### MATERIAL FOR THIS EXERCISE

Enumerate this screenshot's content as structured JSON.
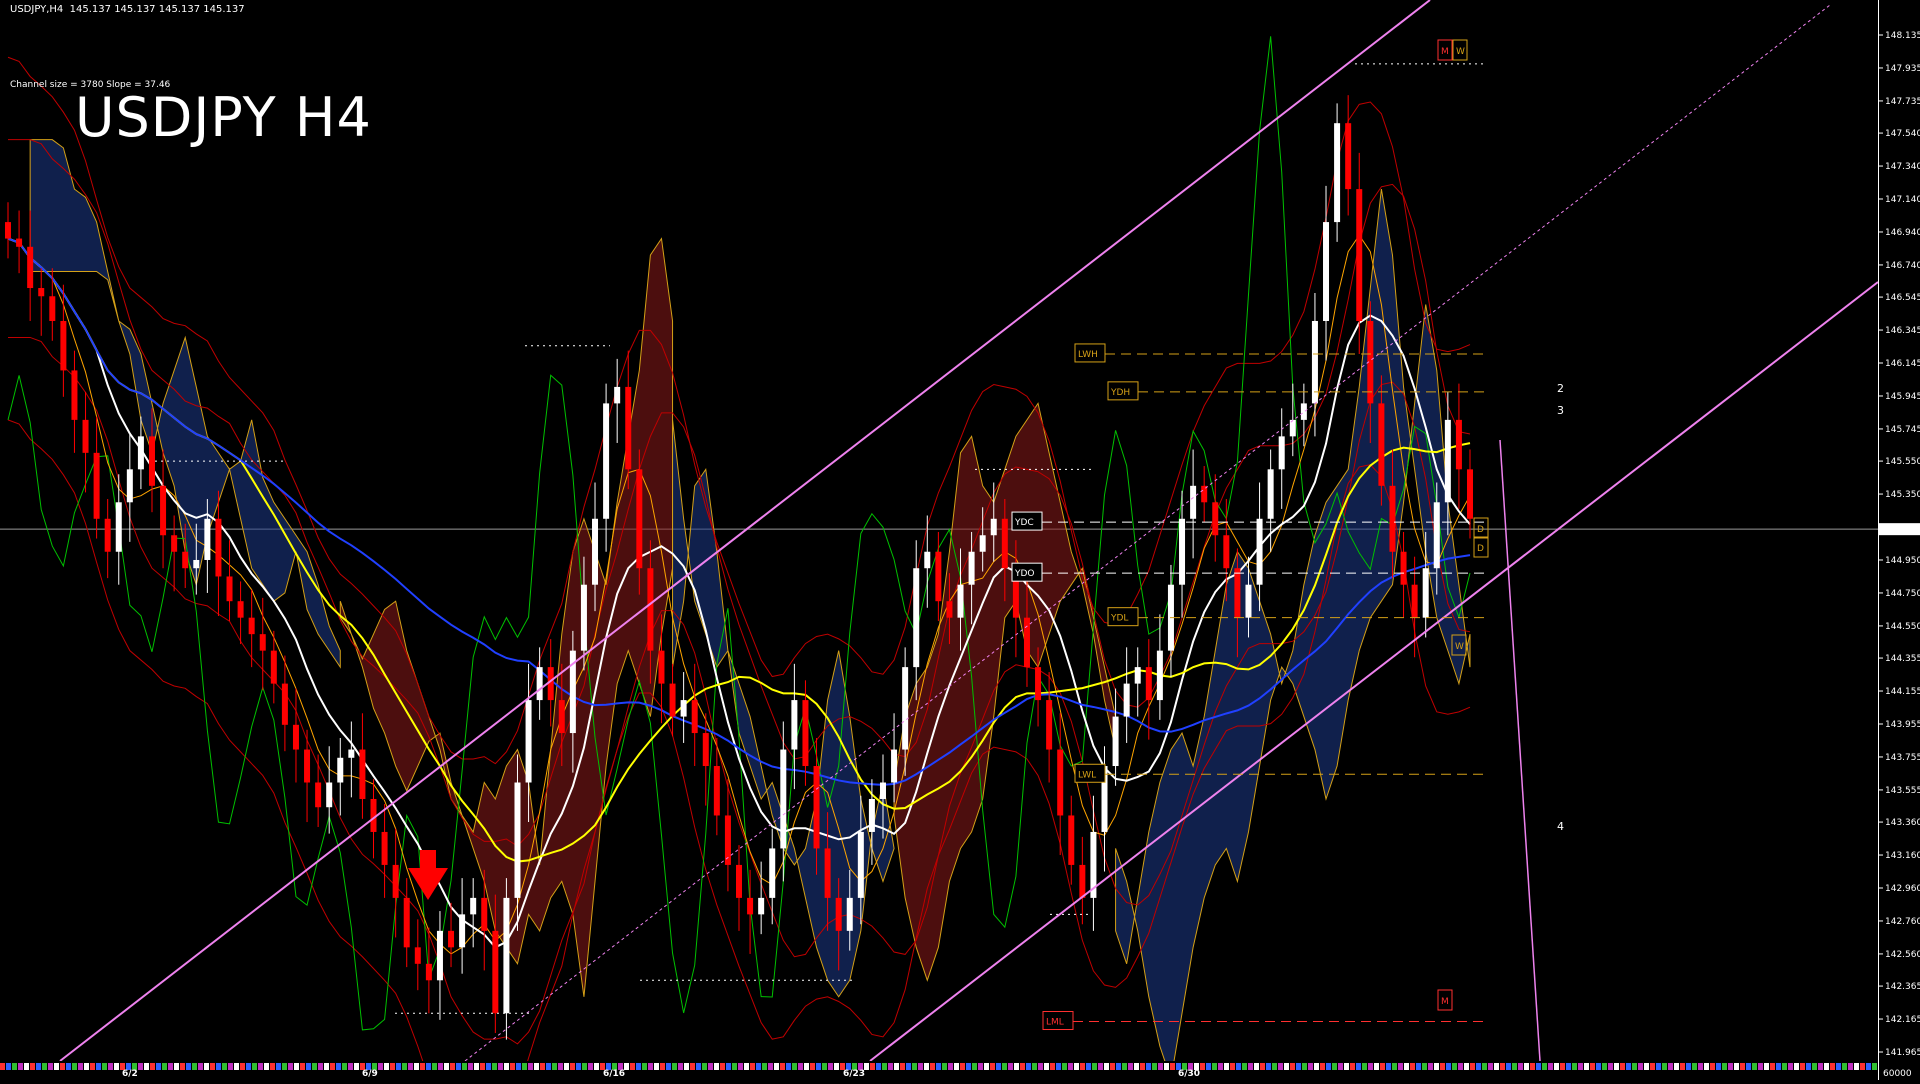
{
  "header": {
    "symbol_info": "USDJPY,H4",
    "ohlc": "145.137 145.137 145.137 145.137",
    "channel_info": "Channel size = 3780  Slope = 37.46",
    "title": "USDJPY H4"
  },
  "chart_data": {
    "type": "candlestick",
    "title": "USDJPY H4",
    "timeframe": "H4",
    "current_price": "145.137",
    "y_axis": {
      "min": 141.965,
      "max": 148.135,
      "ticks": [
        "148.135",
        "147.935",
        "147.735",
        "147.540",
        "147.340",
        "147.140",
        "146.940",
        "146.740",
        "146.545",
        "146.345",
        "146.145",
        "145.945",
        "145.745",
        "145.550",
        "145.350",
        "145.150",
        "144.950",
        "144.750",
        "144.550",
        "144.355",
        "144.155",
        "143.955",
        "143.755",
        "143.555",
        "143.360",
        "143.160",
        "142.960",
        "142.760",
        "142.560",
        "142.365",
        "142.165",
        "141.965"
      ],
      "bottom_label": "60000"
    },
    "x_axis": {
      "date_labels": [
        "6/2",
        "6/9",
        "6/16",
        "6/23",
        "6/30"
      ]
    },
    "candles_close_path": [
      146.9,
      146.85,
      146.6,
      146.55,
      146.4,
      146.1,
      145.8,
      145.6,
      145.2,
      145.0,
      145.3,
      145.5,
      145.7,
      145.4,
      145.1,
      145.0,
      144.9,
      144.95,
      145.2,
      144.85,
      144.7,
      144.6,
      144.5,
      144.4,
      144.2,
      143.95,
      143.8,
      143.6,
      143.45,
      143.6,
      143.75,
      143.8,
      143.5,
      143.3,
      143.1,
      142.9,
      142.6,
      142.5,
      142.4,
      142.7,
      142.6,
      142.8,
      142.9,
      142.7,
      142.2,
      142.9,
      143.6,
      144.1,
      144.3,
      144.1,
      143.9,
      144.4,
      144.8,
      145.2,
      145.9,
      146.0,
      145.5,
      144.9,
      144.4,
      144.2,
      144.0,
      144.1,
      143.9,
      143.7,
      143.4,
      143.1,
      142.9,
      142.8,
      142.9,
      143.2,
      143.8,
      144.1,
      143.7,
      143.2,
      142.9,
      142.7,
      142.9,
      143.3,
      143.5,
      143.6,
      143.8,
      144.3,
      144.9,
      145.0,
      144.7,
      144.6,
      144.8,
      145.0,
      145.1,
      145.2,
      144.9,
      144.6,
      144.3,
      144.1,
      143.8,
      143.4,
      143.1,
      142.9,
      143.3,
      143.7,
      144.0,
      144.2,
      144.3,
      144.1,
      144.4,
      144.8,
      145.2,
      145.4,
      145.3,
      145.1,
      144.9,
      144.6,
      144.8,
      145.2,
      145.5,
      145.7,
      145.8,
      145.9,
      146.4,
      147.0,
      147.6,
      147.2,
      146.4,
      145.9,
      145.4,
      145.0,
      144.8,
      144.6,
      144.9,
      145.3,
      145.8,
      145.5,
      145.2
    ],
    "levels": [
      {
        "label": "LWH",
        "price": 146.2,
        "color": "#d4a017"
      },
      {
        "label": "YDH",
        "price": 145.97,
        "color": "#d4a017"
      },
      {
        "label": "YDC",
        "price": 145.18,
        "color": "#ffffff"
      },
      {
        "label": "YDO",
        "price": 144.87,
        "color": "#ffffff"
      },
      {
        "label": "YDL",
        "price": 144.6,
        "color": "#d4a017"
      },
      {
        "label": "LWL",
        "price": 143.65,
        "color": "#d4a017"
      },
      {
        "label": "LML",
        "price": 142.15,
        "color": "#ff3030"
      }
    ],
    "markers": [
      {
        "label": "M",
        "color": "#ff3030"
      },
      {
        "label": "W",
        "color": "#d4a017"
      },
      {
        "label": "D",
        "color": "#d4a017"
      },
      {
        "label": "D",
        "color": "#d4a017"
      },
      {
        "label": "W",
        "color": "#d4a017"
      },
      {
        "label": "M",
        "color": "#ff3030"
      }
    ],
    "projection_labels": [
      "2",
      "3",
      "4"
    ],
    "colors": {
      "bull_candle": "#ffffff",
      "bear_candle": "#ff0000",
      "channel": "#ee82ee",
      "ma_white": "#ffffff",
      "ma_yellow": "#ffff00",
      "ma_blue": "#2040ff",
      "green_line": "#00c000",
      "bollinger": "#c00000",
      "cloud_red": "#8b1a1a",
      "cloud_blue": "#1e3a8a"
    }
  }
}
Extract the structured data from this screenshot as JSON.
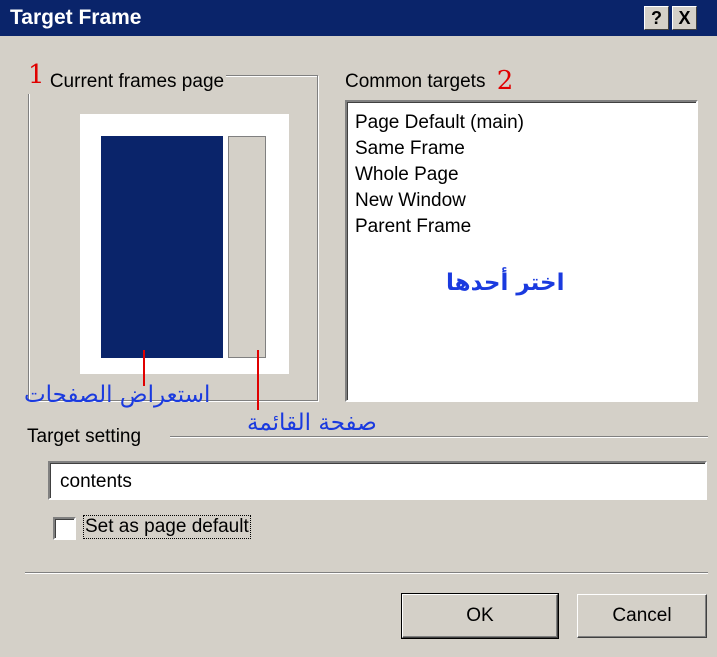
{
  "window": {
    "title": "Target Frame",
    "help_label": "?",
    "close_label": "X"
  },
  "current_frames": {
    "label": "Current frames page",
    "annotation_number": "1"
  },
  "common_targets": {
    "label": "Common targets",
    "annotation_number": "2",
    "items": [
      "Page Default (main)",
      "Same Frame",
      "Whole Page",
      "New Window",
      "Parent Frame"
    ],
    "annotation_text": "اختر أحدها"
  },
  "annotations": {
    "main_frame": "استعراض الصفحات",
    "side_frame": "صفحة القائمة"
  },
  "target_setting": {
    "label": "Target setting",
    "value": "contents"
  },
  "page_default": {
    "label": "Set as page default",
    "checked": false
  },
  "buttons": {
    "ok": "OK",
    "cancel": "Cancel"
  },
  "colors": {
    "titlebar": "#0a246a",
    "main_frame": "#0a246a",
    "side_frame": "#d4d0c8",
    "annotation_red": "#e00000",
    "annotation_blue": "#1a3adf"
  }
}
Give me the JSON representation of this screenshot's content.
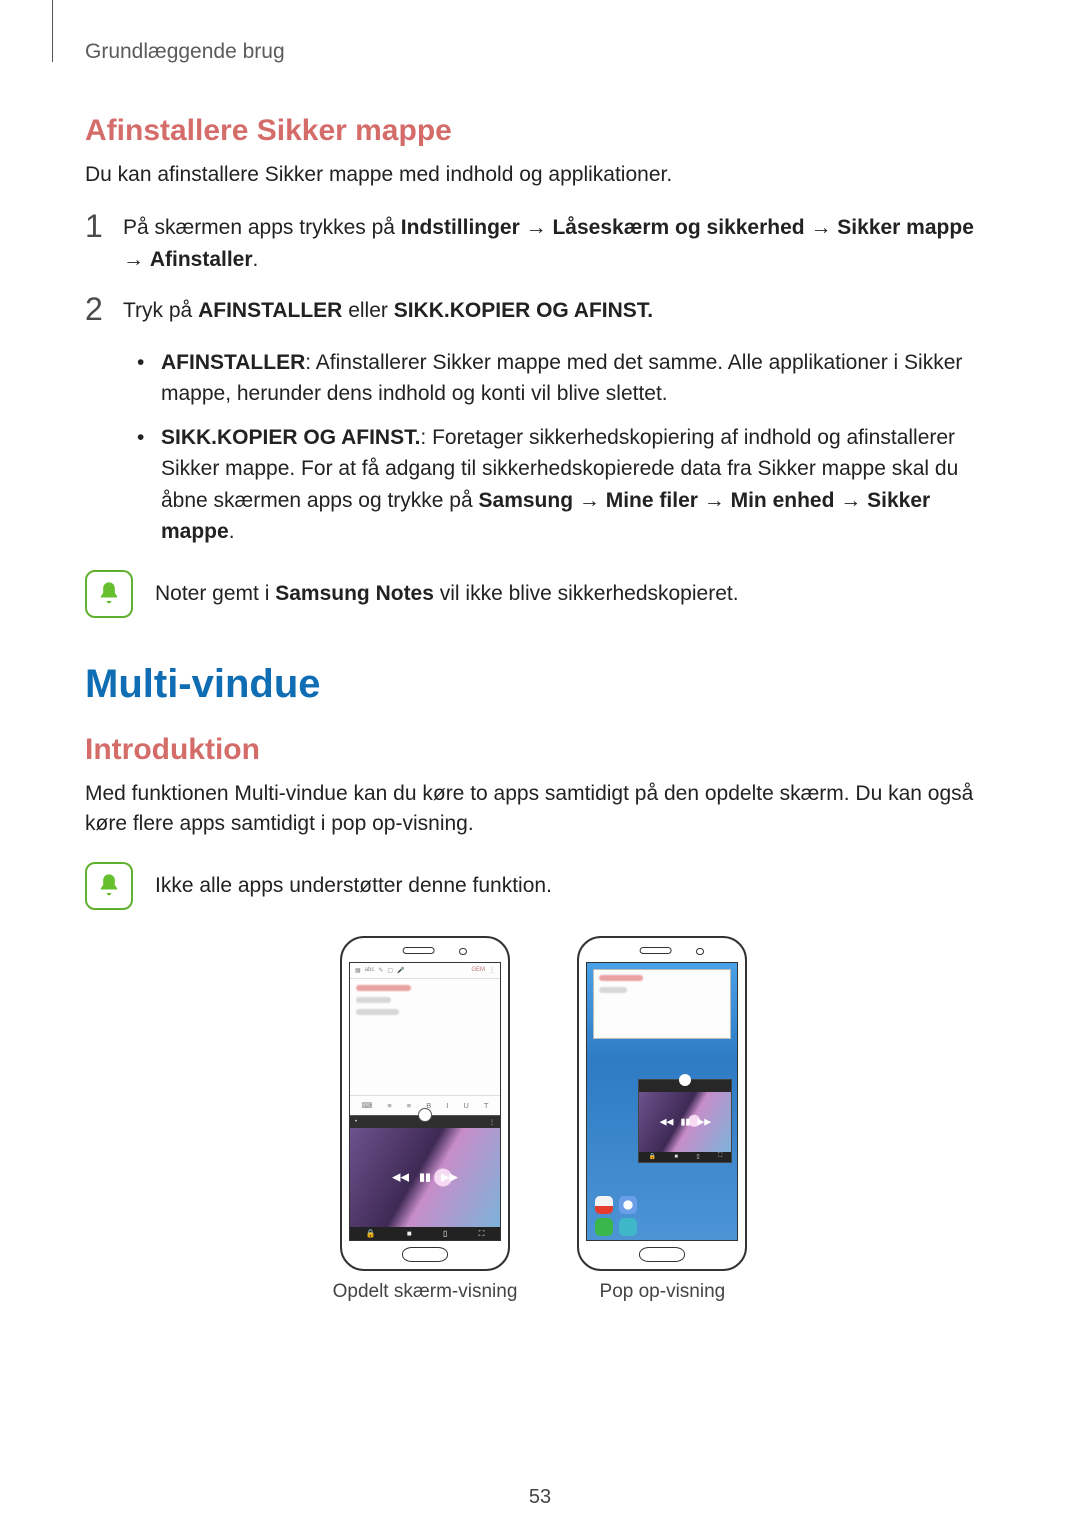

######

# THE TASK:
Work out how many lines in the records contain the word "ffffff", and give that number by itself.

# FINISHED TASK:
4